Speaking to senators at the Select Committee into electric vehicles, Australian Dr Michael Molitor, a director of Uniti Sweden AB, said the only question about the uptake of electric vehicles in Australia was whether we “…should be importing these vehicles into Australia or should we be making them ourselves?”
Uniti Sweden believes they should be made here and the company is forging ahead with plans to initially make as many as 10,000 of the two-seater all-electric car in Australia every year – most likely in Adelaide – by 2020, less than two years away, and priced at around $20,000.
The first cars will have a range of 350km and Dr Molitor says the aim is to have them charged using inductive technology.
That means drivers will park their Uniti over an induction charging pad supplied with the car in their garage or in public spaces like car parks where the car will automatically be charged without having to be plugged in.
The price point is possible says Dr Molitor because if the cars are built here using state-of-the-art manufacturing processes there will be substantial cost savings compared with traditional car manufacture.
Uniti believes the future for electric cars in urban areas is very much tied to car sharing and autonomous rides, rather than people buying one of the admittedly diminutive Unitis outright, but Dr Molitor said fully automated driving was still a way off, so private and fleet purchases would be first.
“We design and build it as a totally autonomous electric vehicle, but the public’s not ready for full autonomy, the technology’s not ready for full autonomy and certainly the public’s not ready for full autonomy.
So we build a state-of-the art urban electric vehicle that is capable, that has all the sensors and the on-board computer and the communications equipment to allow the car to operate at levels 4 and 5 autonomy.

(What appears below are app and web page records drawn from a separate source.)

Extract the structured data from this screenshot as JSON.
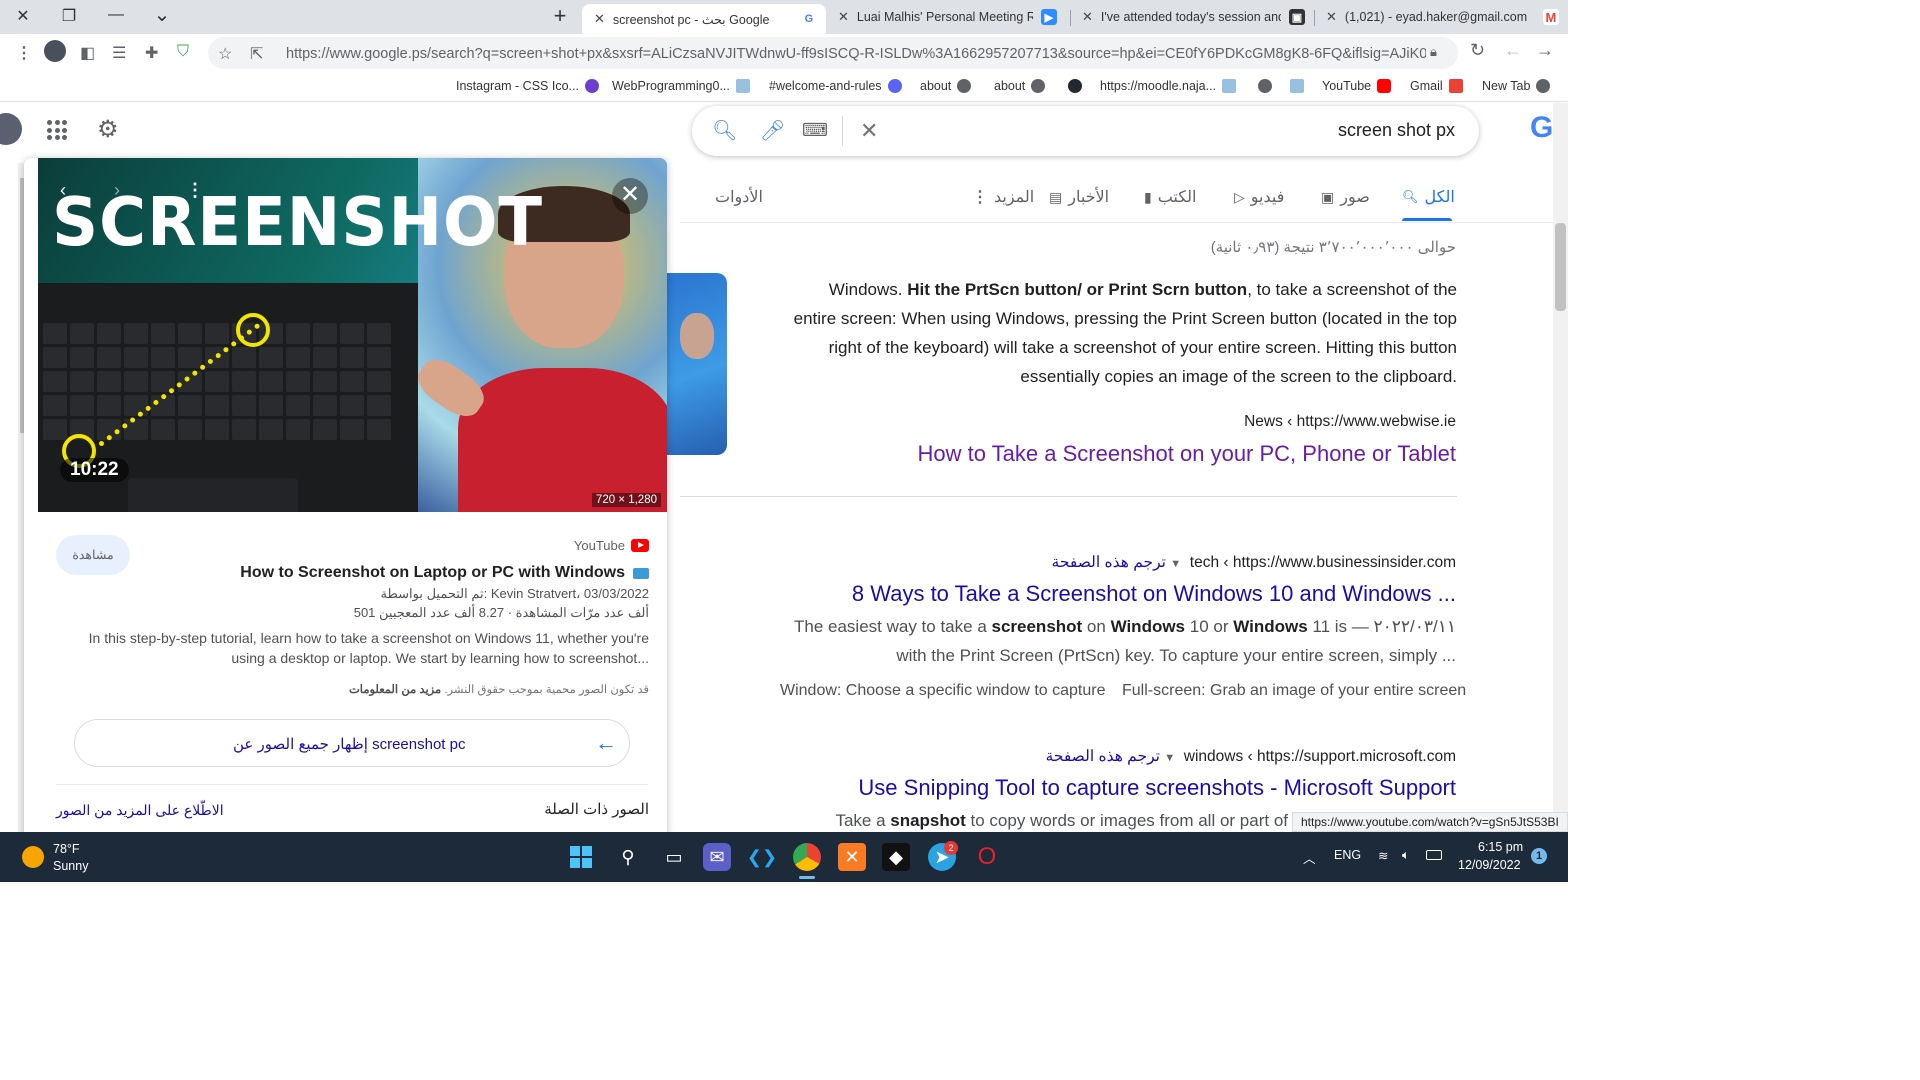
{
  "window": {
    "close_glyph": "✕",
    "restore_glyph": "❐",
    "minimize_glyph": "—",
    "dropdown_glyph": "⌄"
  },
  "tabs": [
    {
      "title": "screenshot pc - بحث Google",
      "favicon": "G",
      "active": true
    },
    {
      "title": "Luai Malhis' Personal Meeting Ro",
      "favicon": "zoom"
    },
    {
      "title": "I've attended today's session and",
      "favicon": "contact"
    },
    {
      "title": "(1,021) - eyad.haker@gmail.com",
      "favicon": "gmail"
    }
  ],
  "new_tab_glyph": "+",
  "address_bar": {
    "url": "https://www.google.ps/search?q=screen+shot+px&sxsrf=ALiCzsaNVJITWdnwU-ff9sISCQ-R-ISLDw%3A1662957207713&source=hp&ei=CE0fY6PDKcGM8gK8-6FQ&iflsig=AJiK0e8A..."
  },
  "bookmarks": [
    {
      "label": "Instagram - CSS Ico...",
      "icon_color": "#6c3fd1"
    },
    {
      "label": "WebProgramming0...",
      "icon_color": "#9ac0e0"
    },
    {
      "label": "#welcome-and-rules",
      "icon_color": "#5865f2"
    },
    {
      "label": "about",
      "icon_color": "#5f6368"
    },
    {
      "label": "about",
      "icon_color": "#5f6368"
    },
    {
      "label": "https://moodle.naja...",
      "icon_color": "#24292f"
    },
    {
      "label": "YouTube",
      "icon_color": "#ff0000"
    },
    {
      "label": "Gmail",
      "icon_color": "#ea4335"
    },
    {
      "label": "New Tab",
      "icon_color": "#5f6368"
    }
  ],
  "search": {
    "query": "screen shot px",
    "clear_glyph": "✕"
  },
  "nav_tabs": [
    {
      "label": "الكل",
      "active": true
    },
    {
      "label": "صور"
    },
    {
      "label": "فيديو"
    },
    {
      "label": "الكتب"
    },
    {
      "label": "الأخبار"
    },
    {
      "label": "المزيد"
    },
    {
      "label": "الأدوات"
    }
  ],
  "result_stats": "حوالى ٣٬٧٠٠٬٠٠٠٬٠٠٠ نتيجة (٠٫٩٣ ثانية)",
  "featured": {
    "snippet_pre": "Windows. ",
    "snippet_bold": "Hit the PrtScn button/ or Print Scrn button",
    "snippet_post": ", to take a screenshot of the entire screen: When using Windows, pressing the Print Screen button (located in the top right of the keyboard) will take a screenshot of your entire screen. Hitting this button essentially copies an image of the screen to the clipboard.",
    "cite": "News ‹ https://www.webwise.ie",
    "title": "How to Take a Screenshot on your PC, Phone or Tablet"
  },
  "results": [
    {
      "translate": "ترجم هذه الصفحة",
      "cite": "tech ‹ https://www.businessinsider.com",
      "title": "8 Ways to Take a Screenshot on Windows 10 and Windows ...",
      "desc_line1_pre": "The easiest way to take a ",
      "desc_line1_b1": "screenshot",
      "desc_line1_mid": " on ",
      "desc_line1_b2": "Windows",
      "desc_line1_mid2": " 10 or ",
      "desc_line1_b3": "Windows",
      "desc_line1_post": " 11 is — ٢٠٢٢/٠٣/١١",
      "desc_line2": "with the Print Screen (PrtScn) key. To capture your entire screen, simply ...",
      "sublinks": [
        "Full-screen: Grab an image of your entire screen",
        "Window: Choose a specific window to capture"
      ]
    },
    {
      "translate": "ترجم هذه الصفحة",
      "cite": "windows ‹ https://support.microsoft.com",
      "title": "Use Snipping Tool to capture screenshots - Microsoft Support",
      "desc_pre": "Take a ",
      "desc_b": "snapshot",
      "desc_post": " to copy words or images from all or part of"
    }
  ],
  "preview": {
    "overlay_title": "SCREENSHOT",
    "duration": "10:22",
    "dimensions": "720 × 1,280",
    "source": "YouTube",
    "title": "How to Screenshot on Laptop or PC with Windows",
    "meta_upload": "تم التحميل بواسطة: Kevin Stratvert، 03/03/2022",
    "meta_stats": "501 ألف عدد مرّات المشاهدة · 8.27 ألف عدد المعجبين",
    "description": "In this step-by-step tutorial, learn how to take a screenshot on Windows 11, whether you're using a desktop or laptop. We start by learning how to screenshot...",
    "copyright_pre": "قد تكون الصور محمية بموجب حقوق النشر. ",
    "copyright_link": "مزيد من المعلومات",
    "watch_label": "مشاهدة",
    "show_all_label": "إظهار جميع الصور عن screenshot pc",
    "related_label": "الصور ذات الصلة",
    "more_images_label": "الاطّلاع على المزيد من الصور"
  },
  "status_url": "https://www.youtube.com/watch?v=gSn5JtS53BI",
  "taskbar": {
    "weather_temp": "78°F",
    "weather_desc": "Sunny",
    "language": "ENG",
    "time": "6:15 pm",
    "date": "12/09/2022",
    "notification_count": "1",
    "telegram_badge": "2"
  }
}
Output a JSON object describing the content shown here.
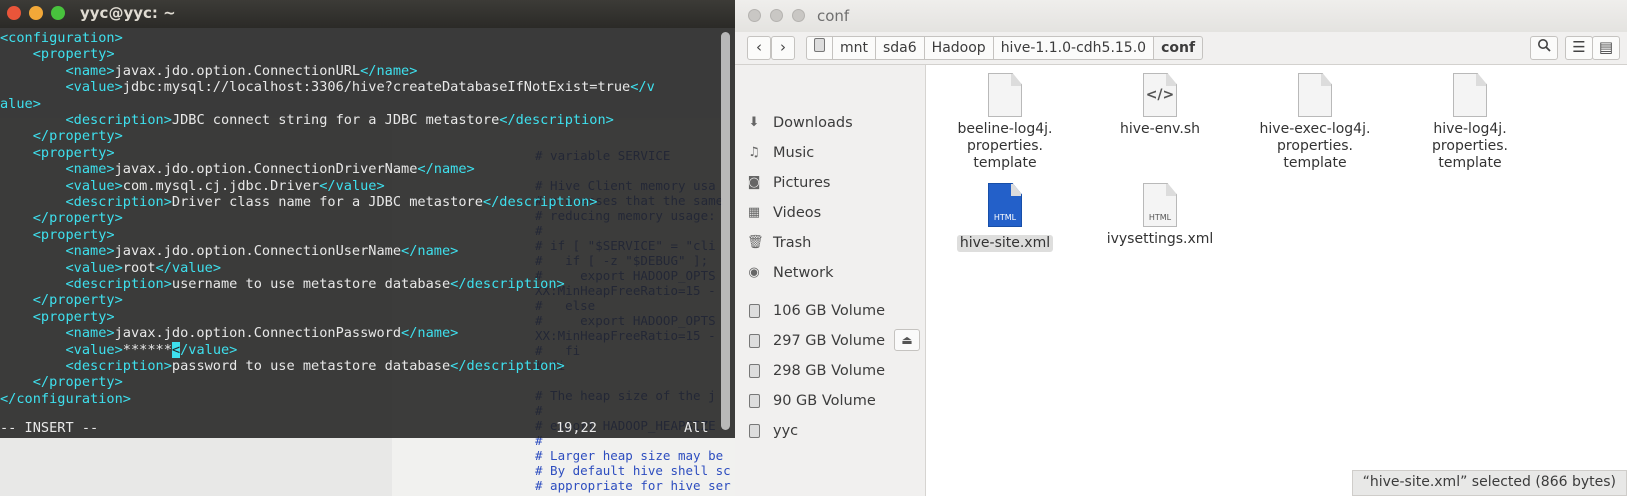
{
  "terminal": {
    "title": "yyc@yyc: ~",
    "lines": [
      {
        "parts": [
          [
            "tag",
            "<configuration>"
          ]
        ]
      },
      {
        "parts": [
          [
            "txt",
            "    "
          ],
          [
            "tag",
            "<property>"
          ]
        ]
      },
      {
        "parts": [
          [
            "txt",
            "        "
          ],
          [
            "tag",
            "<name>"
          ],
          [
            "txt",
            "javax.jdo.option.ConnectionURL"
          ],
          [
            "tag",
            "</name>"
          ]
        ]
      },
      {
        "parts": [
          [
            "txt",
            "        "
          ],
          [
            "tag",
            "<value>"
          ],
          [
            "txt",
            "jdbc:mysql://localhost:3306/hive?createDatabaseIfNotExist=true"
          ],
          [
            "tag",
            "</v"
          ]
        ]
      },
      {
        "parts": [
          [
            "tag",
            "alue>"
          ]
        ]
      },
      {
        "parts": [
          [
            "txt",
            "        "
          ],
          [
            "tag",
            "<description>"
          ],
          [
            "txt",
            "JDBC connect string for a JDBC metastore"
          ],
          [
            "tag",
            "</description>"
          ]
        ]
      },
      {
        "parts": [
          [
            "txt",
            "    "
          ],
          [
            "tag",
            "</property>"
          ]
        ]
      },
      {
        "parts": [
          [
            "txt",
            "    "
          ],
          [
            "tag",
            "<property>"
          ]
        ]
      },
      {
        "parts": [
          [
            "txt",
            "        "
          ],
          [
            "tag",
            "<name>"
          ],
          [
            "txt",
            "javax.jdo.option.ConnectionDriverName"
          ],
          [
            "tag",
            "</name>"
          ]
        ]
      },
      {
        "parts": [
          [
            "txt",
            "        "
          ],
          [
            "tag",
            "<value>"
          ],
          [
            "txt",
            "com.mysql.cj.jdbc.Driver"
          ],
          [
            "tag",
            "</value>"
          ]
        ]
      },
      {
        "parts": [
          [
            "txt",
            "        "
          ],
          [
            "tag",
            "<description>"
          ],
          [
            "txt",
            "Driver class name for a JDBC metastore"
          ],
          [
            "tag",
            "</description>"
          ]
        ]
      },
      {
        "parts": [
          [
            "txt",
            "    "
          ],
          [
            "tag",
            "</property>"
          ]
        ]
      },
      {
        "parts": [
          [
            "txt",
            "    "
          ],
          [
            "tag",
            "<property>"
          ]
        ]
      },
      {
        "parts": [
          [
            "txt",
            "        "
          ],
          [
            "tag",
            "<name>"
          ],
          [
            "txt",
            "javax.jdo.option.ConnectionUserName"
          ],
          [
            "tag",
            "</name>"
          ]
        ]
      },
      {
        "parts": [
          [
            "txt",
            "        "
          ],
          [
            "tag",
            "<value>"
          ],
          [
            "txt",
            "root"
          ],
          [
            "tag",
            "</value>"
          ]
        ]
      },
      {
        "parts": [
          [
            "txt",
            "        "
          ],
          [
            "tag",
            "<description>"
          ],
          [
            "txt",
            "username to use metastore database"
          ],
          [
            "tag",
            "</description>"
          ]
        ]
      },
      {
        "parts": [
          [
            "txt",
            "    "
          ],
          [
            "tag",
            "</property>"
          ]
        ]
      },
      {
        "parts": [
          [
            "txt",
            "    "
          ],
          [
            "tag",
            "<property>"
          ]
        ]
      },
      {
        "parts": [
          [
            "txt",
            "        "
          ],
          [
            "tag",
            "<name>"
          ],
          [
            "txt",
            "javax.jdo.option.ConnectionPassword"
          ],
          [
            "tag",
            "</name>"
          ]
        ]
      },
      {
        "parts": [
          [
            "txt",
            "        "
          ],
          [
            "tag",
            "<value>"
          ],
          [
            "txt",
            "******"
          ],
          [
            "cur",
            "<"
          ],
          [
            "tag",
            "/value>"
          ]
        ]
      },
      {
        "parts": [
          [
            "txt",
            "        "
          ],
          [
            "tag",
            "<description>"
          ],
          [
            "txt",
            "password to use metastore database"
          ],
          [
            "tag",
            "</description>"
          ]
        ]
      },
      {
        "parts": [
          [
            "txt",
            "    "
          ],
          [
            "tag",
            "</property>"
          ]
        ]
      },
      {
        "parts": [
          [
            "tag",
            "</configuration>"
          ]
        ]
      }
    ],
    "mode": "-- INSERT --",
    "position": "19,22",
    "scroll": "All"
  },
  "editor_bg_lines": [
    "# variable SERVICE",
    "",
    "# Hive Client memory usa",
    "# processes that the same",
    "# reducing memory usage:",
    "#",
    "# if [ \"$SERVICE\" = \"cli",
    "#   if [ -z \"$DEBUG\" ];",
    "#     export HADOOP_OPTS",
    "XX:MinHeapFreeRatio=15 -",
    "#   else",
    "#     export HADOOP_OPTS",
    "XX:MinHeapFreeRatio=15 -",
    "#   fi",
    "# fi",
    "",
    "# The heap size of the j",
    "#",
    "# export HADOOP_HEAPSIZE",
    "#",
    "# Larger heap size may be",
    "# By default hive shell sc",
    "# appropriate for hive ser"
  ],
  "file_manager": {
    "title": "conf",
    "breadcrumbs": [
      "mnt",
      "sda6",
      "Hadoop",
      "hive-1.1.0-cdh5.15.0",
      "conf"
    ],
    "sidebar": [
      {
        "icon": "download-icon",
        "glyph": "⬇",
        "label": "Downloads"
      },
      {
        "icon": "music-icon",
        "glyph": "♫",
        "label": "Music"
      },
      {
        "icon": "camera-icon",
        "glyph": "◙",
        "label": "Pictures"
      },
      {
        "icon": "video-icon",
        "glyph": "▦",
        "label": "Videos"
      },
      {
        "icon": "trash-icon",
        "glyph": "🗑",
        "label": "Trash"
      },
      {
        "icon": "network-icon",
        "glyph": "◉",
        "label": "Network"
      },
      {
        "icon": "drive-icon",
        "label": "106 GB Volume"
      },
      {
        "icon": "drive-icon",
        "label": "297 GB Volume"
      },
      {
        "icon": "drive-icon",
        "label": "298 GB Volume"
      },
      {
        "icon": "drive-icon",
        "label": "90 GB Volume"
      },
      {
        "icon": "drive-icon",
        "label": "yyc"
      }
    ],
    "files": [
      {
        "name": "beeline-log4j.\nproperties.\ntemplate",
        "kind": "text",
        "tag": ""
      },
      {
        "name": "hive-env.sh",
        "kind": "script",
        "tag": "</>"
      },
      {
        "name": "hive-exec-log4j.\nproperties.\ntemplate",
        "kind": "text",
        "tag": ""
      },
      {
        "name": "hive-log4j.\nproperties.\ntemplate",
        "kind": "text",
        "tag": ""
      },
      {
        "name": "hive-site.xml",
        "kind": "html",
        "tag": "HTML",
        "selected": true
      },
      {
        "name": "ivysettings.xml",
        "kind": "html",
        "tag": "HTML"
      }
    ],
    "status": "“hive-site.xml” selected  (866 bytes)"
  },
  "colors": {
    "tag": "#3ee0ee",
    "terminal_text": "#e8e8e8",
    "selected_file": "#2360c9"
  }
}
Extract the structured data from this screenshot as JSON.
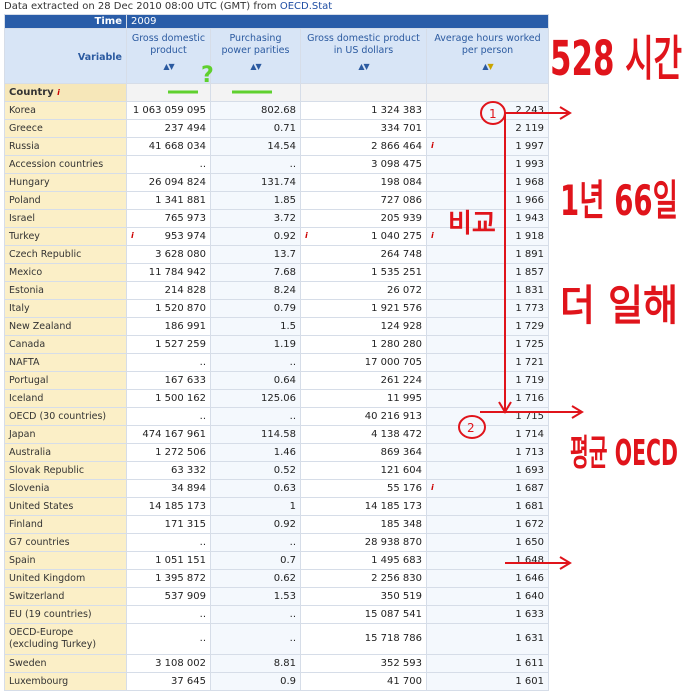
{
  "header": {
    "extracted_prefix": "Data extracted on 28 Dec 2010 08:00 UTC (GMT) from ",
    "source_link": "OECD.Stat"
  },
  "time": {
    "label": "Time",
    "value": "2009"
  },
  "variable": {
    "label": "Variable",
    "columns": [
      "Gross domestic product",
      "Purchasing power parities",
      "Gross domestic product in US dollars",
      "Average hours worked per person"
    ]
  },
  "country_header": "Country",
  "rows": [
    [
      "Korea",
      "1 063 059 095",
      "802.68",
      "1 324 383",
      "2 243"
    ],
    [
      "Greece",
      "237 494",
      "0.71",
      "334 701",
      "2 119"
    ],
    [
      "Russia",
      "41 668 034",
      "14.54",
      "2 866 464",
      "1 997"
    ],
    [
      "Accession countries",
      "..",
      "..",
      "3 098 475",
      "1 993"
    ],
    [
      "Hungary",
      "26 094 824",
      "131.74",
      "198 084",
      "1 968"
    ],
    [
      "Poland",
      "1 341 881",
      "1.85",
      "727 086",
      "1 966"
    ],
    [
      "Israel",
      "765 973",
      "3.72",
      "205 939",
      "1 943"
    ],
    [
      "Turkey",
      "953 974",
      "0.92",
      "1 040 275",
      "1 918"
    ],
    [
      "Czech Republic",
      "3 628 080",
      "13.7",
      "264 748",
      "1 891"
    ],
    [
      "Mexico",
      "11 784 942",
      "7.68",
      "1 535 251",
      "1 857"
    ],
    [
      "Estonia",
      "214 828",
      "8.24",
      "26 072",
      "1 831"
    ],
    [
      "Italy",
      "1 520 870",
      "0.79",
      "1 921 576",
      "1 773"
    ],
    [
      "New Zealand",
      "186 991",
      "1.5",
      "124 928",
      "1 729"
    ],
    [
      "Canada",
      "1 527 259",
      "1.19",
      "1 280 280",
      "1 725"
    ],
    [
      "NAFTA",
      "..",
      "..",
      "17 000 705",
      "1 721"
    ],
    [
      "Portugal",
      "167 633",
      "0.64",
      "261 224",
      "1 719"
    ],
    [
      "Iceland",
      "1 500 162",
      "125.06",
      "11 995",
      "1 716"
    ],
    [
      "OECD (30 countries)",
      "..",
      "..",
      "40 216 913",
      "1 715"
    ],
    [
      "Japan",
      "474 167 961",
      "114.58",
      "4 138 472",
      "1 714"
    ],
    [
      "Australia",
      "1 272 506",
      "1.46",
      "869 364",
      "1 713"
    ],
    [
      "Slovak Republic",
      "63 332",
      "0.52",
      "121 604",
      "1 693"
    ],
    [
      "Slovenia",
      "34 894",
      "0.63",
      "55 176",
      "1 687"
    ],
    [
      "United States",
      "14 185 173",
      "1",
      "14 185 173",
      "1 681"
    ],
    [
      "Finland",
      "171 315",
      "0.92",
      "185 348",
      "1 672"
    ],
    [
      "G7 countries",
      "..",
      "..",
      "28 938 870",
      "1 650"
    ],
    [
      "Spain",
      "1 051 151",
      "0.7",
      "1 495 683",
      "1 648"
    ],
    [
      "United Kingdom",
      "1 395 872",
      "0.62",
      "2 256 830",
      "1 646"
    ],
    [
      "Switzerland",
      "537 909",
      "1.53",
      "350 519",
      "1 640"
    ],
    [
      "EU (19 countries)",
      "..",
      "..",
      "15 087 541",
      "1 633"
    ],
    [
      "OECD-Europe (excluding Turkey)",
      "..",
      "..",
      "15 718 786",
      "1 631"
    ],
    [
      "Sweden",
      "3 108 002",
      "8.81",
      "352 593",
      "1 611"
    ],
    [
      "Luxembourg",
      "37 645",
      "0.9",
      "41 700",
      "1 601"
    ]
  ],
  "flag_glyph": "i",
  "annotations": {
    "hours": "528 시간",
    "days": "1년 66일",
    "more": "더 일해",
    "compare": "비교",
    "avg": "평균 OECD",
    "circle1": "1",
    "circle2": "2",
    "question": "?"
  },
  "colors": {
    "annotation_red": "#e0141b",
    "annotation_green": "#5fd02e",
    "header_blue": "#2a5da8"
  }
}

And we turn on higher levels of autonomy when regulators allow it and when the market’s ready.”
“We are racing now to build production prototypes,” Dr Molitor said.
“Our goal is to show that vehicle in Australia later this year or early next year. Our goal is also to announce our first launch customer for Australia. Our goal is also to announce our key strategic partners in Australia, including the company that would be assembling the vehicles, and we will be announcing the management team of the company as well.”
Dr Molitor pointed out Australia had all the raw ingredients to build electric vehicles – as well as the automotive expertise in its workforce too thanks to the now-shuttered Ford and Holden operations.
“Our analysis suggests that, with advanced manufacturing techniques, a completely different business model that applies to the assembly and use of these vehicles and with the abundant natural resources and the key elements that we have.
“For example, components in batteries; $2.6 trillion under management in superannuation funds; thousands of world-class automotive engineers who have lost their jobs over the last several years.
“That is the best possible combination, and we are completely convinced that large-scale vehicle assembly of electric vehicles in Australia will return to us this opportunity.”
Adelaide is being looked at for Uniti production because it is set to be one of the first cities in Australia set-up for what’s called level 4 and level 5 autonomy – the infrastructure needed for autonomous driving.
Initially, the Australian built Uniti models will not be autonomous though Dr Molitor says the hardware is already in the cars for when that time arrives.
He points to Australia’s other major pluses when it comes to electric vehicle manufacture.
“We’re the world’s largest net exporter of lithium. We have two large cobalt mines coming online, nickel, graphite—we have all the basic ingredients in Australia.
“There are two battery gigafactories setting up in Australia, one in Townsville and one in Darwin. We are particularly interested in the project in Darwin, for a variety of reasons, but clearly the right ecosystem is emerging.”
As we’ve reported previously at, Tesla is considering an Australian manufacturing plant, and British billionaire Sanjeev Gupta has also said he is looking seriously at building an electric car in Adelaide too.
Dr Molitor does caution though that Australia still has a way to go to make electric vehicles more attractive. He is not talking about subsidies, he says, but rather the right policy environment.
“The benefits of accelerating this transition in Australia [from petrol and diesel to electric cars] and producing these vehicles in Australia is so dramatic that the loss of tax income from excise tax on fuel is trivial in comparison.
I would argue that the boost in tax revenue that you’d get from stimulating this industry is going to be an order of magnitude larger than any losses from excise fuel taxes.”